- 37. Busciglio J, Pelsman A, Wong C, Pigino G, Yuan M, et al. (2002) Altered metabolism of the amyloid beta precursor protein is associated with mitochondrial dysfunction in Down's syndrome. Neuron 33: 677–688.
- 38. Martin LJ, Pan Y, Price AC, Sterling W, Copeland NG, et al. (2006) Parkinson's disease alpha-synuclein transgenic mice develop neuronal mitochondrial degeneration and cell death. J Neurosci 26: 41–50.
- 39. Wallace DC (2005) A mitochondrial paradigm of metabolic and degenerative diseases, aging, and cancer: a dawn for evolutionary medicine. Annu Rev Genet 39: 359–407.
- 40. Stewart VC, Land JM, Clark JB, Heales SJ (1998) Pretreatment of astrocytes with interferon-alpha/beta prevents neuronal mitochondrial respiratory chain damage. J Neurochem 70: 432–434.
- 41. Kluck RM, Bossy-Wetzel E, Green DR, Newmeyer DD (1997) The release of cytochrome c from mitochondria: a primary site for Bcl-2 regulation of apoptosis. Science 275: 1132–1136.
- 42. Yang J, Liu X, Bhalla K, Kim CN, Ibrado AM, et al. (1997) Prevention of apoptosis by Bcl-2: release of cytochrome c from mitochondria blocked. Science 275: 1129–1132.
- 43. Green DR, Reed JC (1998) Mitochondria and apoptosis. Science 281: 1309–1312.
- 44. Kroemer G (1999) Mitochondrial control of apoptosis: an overview. Biochem Soc Symp 66: 1–15.
- 45. Barbin G, Roisin MP, Zalc B (2001) Tumor necrosis factor alpha activates the phosphorylation of ERK, SAPK/JNK, and P38 kinase in primary cultures of neurons. Neurochem Res 26: 107–112.
- 46. Bodner A, Toth PT, Miller RJ (2004) Activation of c-Jun N-terminal kinase mediates gp120IIIB- and nucleoside analogue-induced sensory neuron toxicity. Exp Neurol 188: 246–253.

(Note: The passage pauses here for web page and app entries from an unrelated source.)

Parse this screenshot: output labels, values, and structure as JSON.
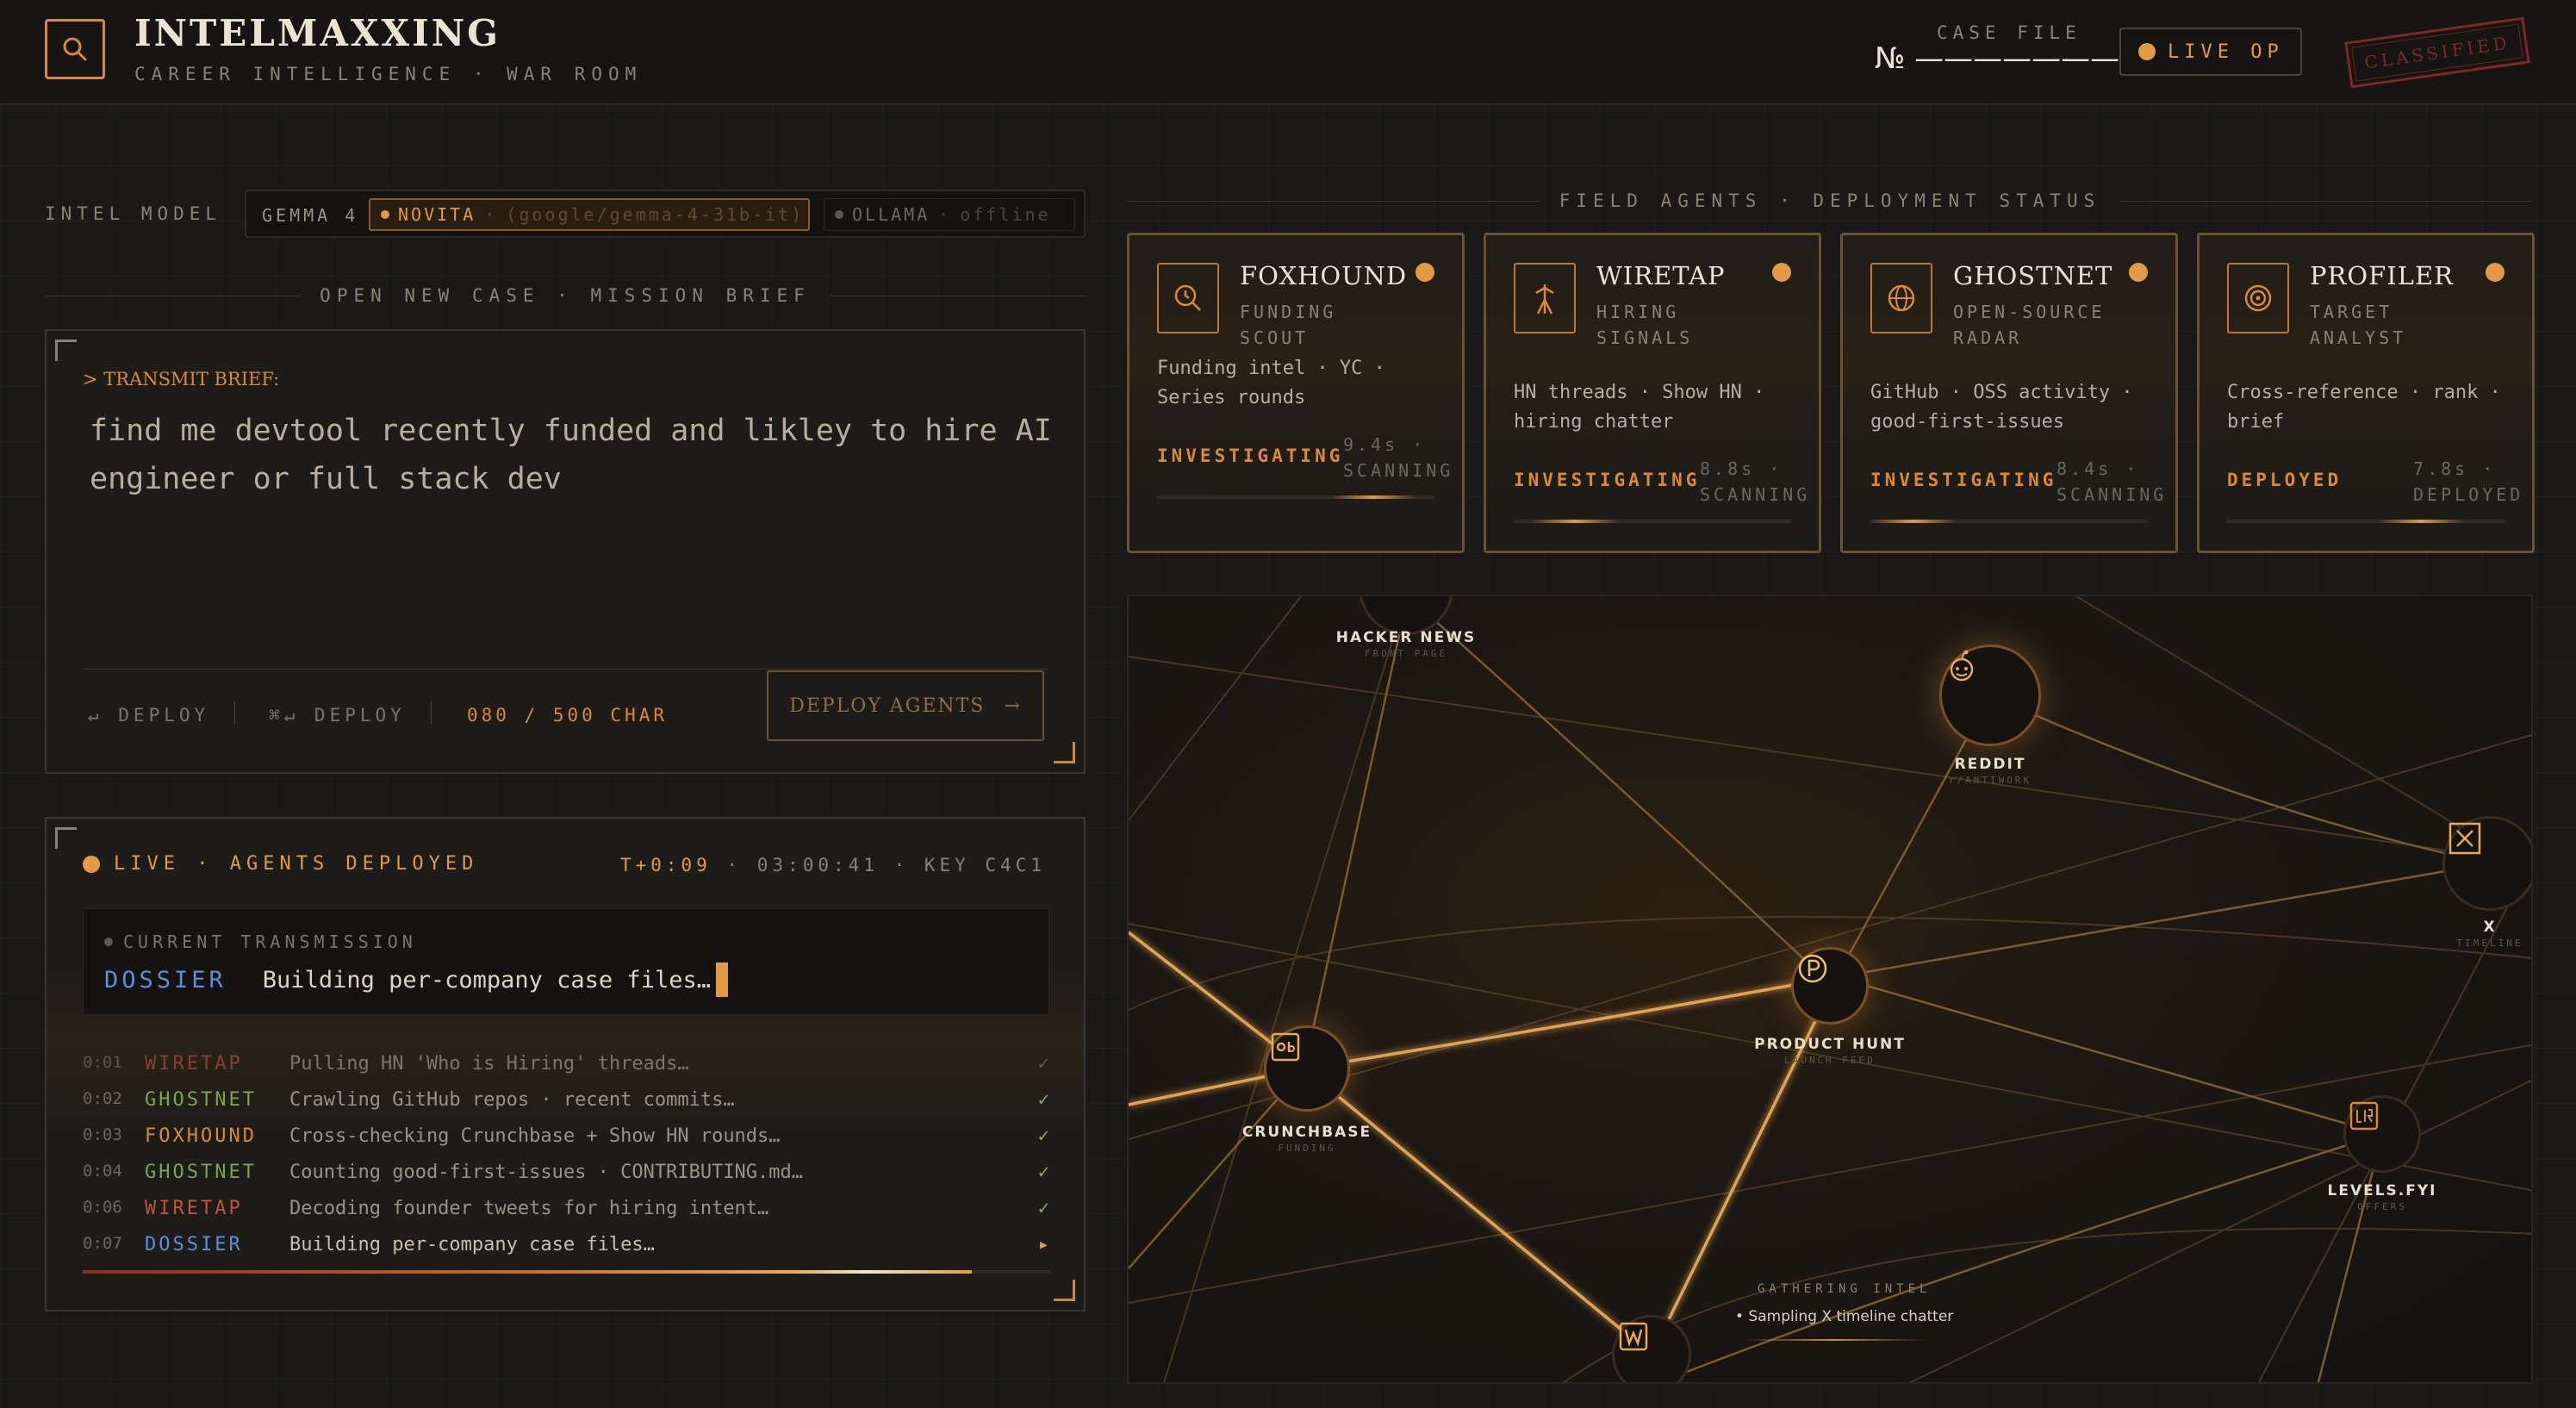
{
  "header": {
    "brand_title": "INTELMAXXING",
    "brand_subtitle": "CAREER INTELLIGENCE · WAR ROOM",
    "case_file_label": "CASE FILE",
    "case_no": "№ ———————",
    "live_op": "LIVE OP",
    "classified_stamp": "CLASSIFIED",
    "accent_color": "#e39a45"
  },
  "model": {
    "label": "INTEL MODEL",
    "name": "GEMMA 4",
    "novita_provider": "NOVITA",
    "novita_sep": "·",
    "novita_model": "(google/gemma-4-31b-it)",
    "ollama_provider": "OLLAMA",
    "ollama_sep": "·",
    "ollama_status": "offline"
  },
  "brief": {
    "section_title": "OPEN NEW CASE · MISSION BRIEF",
    "label": "> TRANSMIT BRIEF:",
    "text": "find me devtool recently funded and likley to hire AI engineer or full stack dev",
    "hint_enter": "↵ DEPLOY",
    "hint_cmd": "⌘↵ DEPLOY",
    "char_count": "080 / 500 CHAR",
    "deploy_button": "DEPLOY AGENTS",
    "deploy_arrow": "→"
  },
  "live": {
    "status": "LIVE · AGENTS DEPLOYED",
    "elapsed": "T+0:09",
    "meta": "· 03:00:41 · KEY C4C1",
    "transmission_label": "CURRENT TRANSMISSION",
    "transmission_agent": "DOSSIER",
    "transmission_text": "Building per-company case files…",
    "progress": 0.92,
    "log": [
      {
        "time": "0:01",
        "agent": "WIRETAP",
        "agent_color": "#a84a3c",
        "text": "Pulling HN 'Who is Hiring' threads…",
        "status": "✓",
        "status_color": "#5f7d45"
      },
      {
        "time": "0:02",
        "agent": "GHOSTNET",
        "agent_color": "#7ea253",
        "text": "Crawling GitHub repos · recent commits…",
        "status": "✓",
        "status_color": "#7fae54"
      },
      {
        "time": "0:03",
        "agent": "FOXHOUND",
        "agent_color": "#d98a36",
        "text": "Cross-checking Crunchbase + Show HN rounds…",
        "status": "✓",
        "status_color": "#7fae54"
      },
      {
        "time": "0:04",
        "agent": "GHOSTNET",
        "agent_color": "#7ea253",
        "text": "Counting good-first-issues · CONTRIBUTING.md…",
        "status": "✓",
        "status_color": "#7fae54"
      },
      {
        "time": "0:06",
        "agent": "WIRETAP",
        "agent_color": "#c2533f",
        "text": "Decoding founder tweets for hiring intent…",
        "status": "✓",
        "status_color": "#7fae54"
      },
      {
        "time": "0:07",
        "agent": "DOSSIER",
        "agent_color": "#5b8fd6",
        "text": "Building per-company case files…",
        "status": "▸",
        "status_color": "#e39a45"
      }
    ]
  },
  "agents": {
    "section_title": "FIELD AGENTS · DEPLOYMENT STATUS",
    "cards": [
      {
        "name": "FOXHOUND",
        "role": "FUNDING SCOUT",
        "icon": "clock-search-icon",
        "desc": "Funding intel · YC · Series rounds",
        "state": "INVESTIGATING",
        "meta": "9.4s · SCANNING",
        "bar_level": 0.78
      },
      {
        "name": "WIRETAP",
        "role": "HIRING SIGNALS",
        "icon": "antenna-icon",
        "desc": "HN threads · Show HN · hiring chatter",
        "state": "INVESTIGATING",
        "meta": "8.8s · SCANNING",
        "bar_level": 0.22
      },
      {
        "name": "GHOSTNET",
        "role": "OPEN-SOURCE RADAR",
        "icon": "globe-icon",
        "desc": "GitHub · OSS activity · good-first-issues",
        "state": "INVESTIGATING",
        "meta": "8.4s · SCANNING",
        "bar_level": 0.05
      },
      {
        "name": "PROFILER",
        "role": "TARGET ANALYST",
        "icon": "target-icon",
        "desc": "Cross-reference · rank · brief",
        "state": "DEPLOYED",
        "meta": "7.8s · DEPLOYED",
        "bar_level": 0.7
      }
    ]
  },
  "map": {
    "nodes": [
      {
        "label": "HACKER NEWS",
        "sub": "FRONT PAGE",
        "icon": "hacker-news-icon"
      },
      {
        "label": "REDDIT",
        "sub": "r/ANTIWORK",
        "icon": "reddit-icon"
      },
      {
        "label": "X",
        "sub": "TIMELINE",
        "icon": "x-icon"
      },
      {
        "label": "PRODUCT HUNT",
        "sub": "LAUNCH FEED",
        "icon": "product-hunt-icon"
      },
      {
        "label": "CRUNCHBASE",
        "sub": "FUNDING",
        "icon": "crunchbase-icon"
      },
      {
        "label": "LEVELS.FYI",
        "sub": "OFFERS",
        "icon": "levels-fyi-icon"
      },
      {
        "label": "",
        "sub": "",
        "icon": "wellfound-icon"
      }
    ],
    "gather_label": "GATHERING INTEL",
    "gather_text": "• Sampling X timeline chatter"
  }
}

- 47. Jiao H, Zhang L, Gao F, Lou D, Zhang J, et al. (2007) Dopamine D(1) and D(3) receptors oppositely regulate NMDA- and cocaine-induced MAPK signaling via NMDA receptor phosphorylation. J Neurochem 103: 840–848.
- 48. Subramaniam S, Zirrgiebel U, von Bohlen Und Halbach O, Strelau J, Laliberte C, et al. (2004) ERK activation promotes neuronal degeneration predominantly through plasma membrane damage and independently of caspase-3. J Cell Biol 165: 357–369.
- 49. Xia Z, Dickens M, Raingeaud J, Davis RJ, Greenberg ME (1995) Opposing effects of ERK and JNK-p38 MAP kinases on apoptosis. Science 270: 1326–1331.
- 50. Dent P, Yacoub A, Contessa J, Caron R, Amorino G, et al. (2003) Stress and radiation-induced activation of multiple intracellular signaling pathways. Radiat Res 159: 283–300.